Perhaps I am too cautious!!
I picked up my Ayre USB DAC last Saturday and hooked it up. Wow! I was very impressed with the way it sounds. It is better sounding then my Ayre CX-7e CD player. The highs are better and so is the bass. The music seems to be clearer and more engaging. The unit still has to burn in and so do my new Synergistic Research TESLA Quad speaker cables. Music Lovers Audio (Berkeley, CA) said everything will sound better after some time.
I have about 25 CD’s loaded into my MAC Book Pro computer and many more to go. It takes between 3 to 5 minutes per CD using the AIFF format. This is a very boring time consuming process.
My MAC Book Pro is connected to the Furman AC-215 power conditioner. The MAC has 4 GB RAM and the 120GB solid state drive. I am using the Seaport Free Agent Go Pro 500GB external hard drive to store my music files. The Furman is required so the MAC does not interfere with the audio components. See http://www.furmansound.com/product.php?div=01&id=AC-215_PRO
I followed Ayre’s MAC Book setup instructions and they worked.
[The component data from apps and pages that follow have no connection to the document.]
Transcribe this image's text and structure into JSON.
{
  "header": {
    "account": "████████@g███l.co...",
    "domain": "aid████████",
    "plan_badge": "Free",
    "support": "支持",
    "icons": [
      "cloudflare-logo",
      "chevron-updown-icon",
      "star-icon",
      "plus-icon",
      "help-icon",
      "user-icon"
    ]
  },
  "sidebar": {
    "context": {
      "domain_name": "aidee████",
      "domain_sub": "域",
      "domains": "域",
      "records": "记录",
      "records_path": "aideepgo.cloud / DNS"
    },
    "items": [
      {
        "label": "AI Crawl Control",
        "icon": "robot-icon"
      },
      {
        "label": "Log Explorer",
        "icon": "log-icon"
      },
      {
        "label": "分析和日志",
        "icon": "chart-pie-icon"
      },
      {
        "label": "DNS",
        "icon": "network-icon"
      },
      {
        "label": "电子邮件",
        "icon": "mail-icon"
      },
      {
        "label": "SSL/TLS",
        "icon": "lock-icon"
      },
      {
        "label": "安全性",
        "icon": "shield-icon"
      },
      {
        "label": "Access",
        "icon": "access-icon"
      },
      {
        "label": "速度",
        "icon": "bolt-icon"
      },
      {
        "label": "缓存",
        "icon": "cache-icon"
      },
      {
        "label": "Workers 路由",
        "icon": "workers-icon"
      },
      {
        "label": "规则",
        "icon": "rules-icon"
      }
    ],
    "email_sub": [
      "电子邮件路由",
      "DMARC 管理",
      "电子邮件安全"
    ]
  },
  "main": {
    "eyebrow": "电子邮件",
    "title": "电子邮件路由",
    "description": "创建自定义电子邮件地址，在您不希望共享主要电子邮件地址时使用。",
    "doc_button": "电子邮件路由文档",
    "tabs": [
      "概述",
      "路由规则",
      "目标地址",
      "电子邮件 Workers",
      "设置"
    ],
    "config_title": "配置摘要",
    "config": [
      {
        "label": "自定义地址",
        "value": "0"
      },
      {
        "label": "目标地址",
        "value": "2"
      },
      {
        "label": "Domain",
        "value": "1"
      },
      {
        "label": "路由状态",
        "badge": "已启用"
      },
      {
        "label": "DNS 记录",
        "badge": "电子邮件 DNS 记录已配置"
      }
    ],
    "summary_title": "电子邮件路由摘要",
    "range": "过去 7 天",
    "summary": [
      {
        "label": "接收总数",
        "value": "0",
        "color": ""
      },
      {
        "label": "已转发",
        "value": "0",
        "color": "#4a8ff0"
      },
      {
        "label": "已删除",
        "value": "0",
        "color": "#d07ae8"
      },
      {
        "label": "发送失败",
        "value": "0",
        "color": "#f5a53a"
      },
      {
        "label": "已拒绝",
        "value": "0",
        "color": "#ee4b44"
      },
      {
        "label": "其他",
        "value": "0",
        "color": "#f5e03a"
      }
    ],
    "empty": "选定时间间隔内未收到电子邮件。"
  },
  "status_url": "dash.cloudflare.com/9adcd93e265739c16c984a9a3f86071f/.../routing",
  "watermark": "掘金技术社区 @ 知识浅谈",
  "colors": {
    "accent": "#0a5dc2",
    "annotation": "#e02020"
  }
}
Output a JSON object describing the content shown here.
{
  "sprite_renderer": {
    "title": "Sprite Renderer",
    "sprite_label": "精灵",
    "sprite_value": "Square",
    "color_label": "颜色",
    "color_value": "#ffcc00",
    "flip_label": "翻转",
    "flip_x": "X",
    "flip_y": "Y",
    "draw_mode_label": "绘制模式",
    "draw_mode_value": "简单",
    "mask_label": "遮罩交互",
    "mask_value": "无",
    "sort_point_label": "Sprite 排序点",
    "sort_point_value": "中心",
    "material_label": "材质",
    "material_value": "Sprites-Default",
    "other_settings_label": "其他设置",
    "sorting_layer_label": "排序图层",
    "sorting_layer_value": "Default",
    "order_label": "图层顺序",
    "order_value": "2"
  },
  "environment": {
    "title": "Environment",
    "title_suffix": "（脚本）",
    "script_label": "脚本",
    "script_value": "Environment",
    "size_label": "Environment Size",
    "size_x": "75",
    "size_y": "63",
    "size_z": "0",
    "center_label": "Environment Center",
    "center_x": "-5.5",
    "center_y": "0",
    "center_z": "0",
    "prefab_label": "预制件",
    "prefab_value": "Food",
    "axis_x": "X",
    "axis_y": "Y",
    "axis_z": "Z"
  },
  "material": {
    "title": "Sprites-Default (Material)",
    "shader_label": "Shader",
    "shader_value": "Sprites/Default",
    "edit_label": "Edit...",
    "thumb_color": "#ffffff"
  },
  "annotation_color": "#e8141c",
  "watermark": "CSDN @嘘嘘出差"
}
The Audio MIDI setup was a little different from their instructions but we finally figured it out. The QB-9 is connected (balanced cables) to my Ayre AX-7e Integrated amp connected to my Sonus Faber Auditor M Speakers.
Sounds like a nice setup. I've been seriously thinking of making the switch to a music server as well. Thanks for sharing your setup. Please keep us posted with a few more suggestions and comparisons as your system settles in.
don't rely on a raid type of system to be fool proof. you still need to have a separate disk outside of your local/nas setup to be fault tolerant. i have been in the computer industry for over 30 years from mainframes down to pc's. even the companies using the largest and the most expensive raid storage systems back up their data to other disk systems or to tape. if you rip your cd's to the nas/raid system, keep your original cd's as your backup if anything happens. disks do fail and the raid setup allows for a disk drive to fail without corrupting your data (if you use raid 1, 5, 6). with a computer systems, you usually have 1 interface (controller) to the storage system and they sometimes fail sending bad data to the disk subsystem. to help alleviate this, you need 2 controllers to the disks or backup your data to another device outside of your computer.
As I described above, I am using the Seaport Free Agent Go Pro 500GB external hard drive to store my music files. I also purchased a 2nd Seaport drive for backup purposes. I have about 65 GB of music stored and completed by first backup. Seaport drive #1 is using the Firewire connnection and Seaport drive #2 is using the USB connection. The backup took 23 minutes. The system sounds great.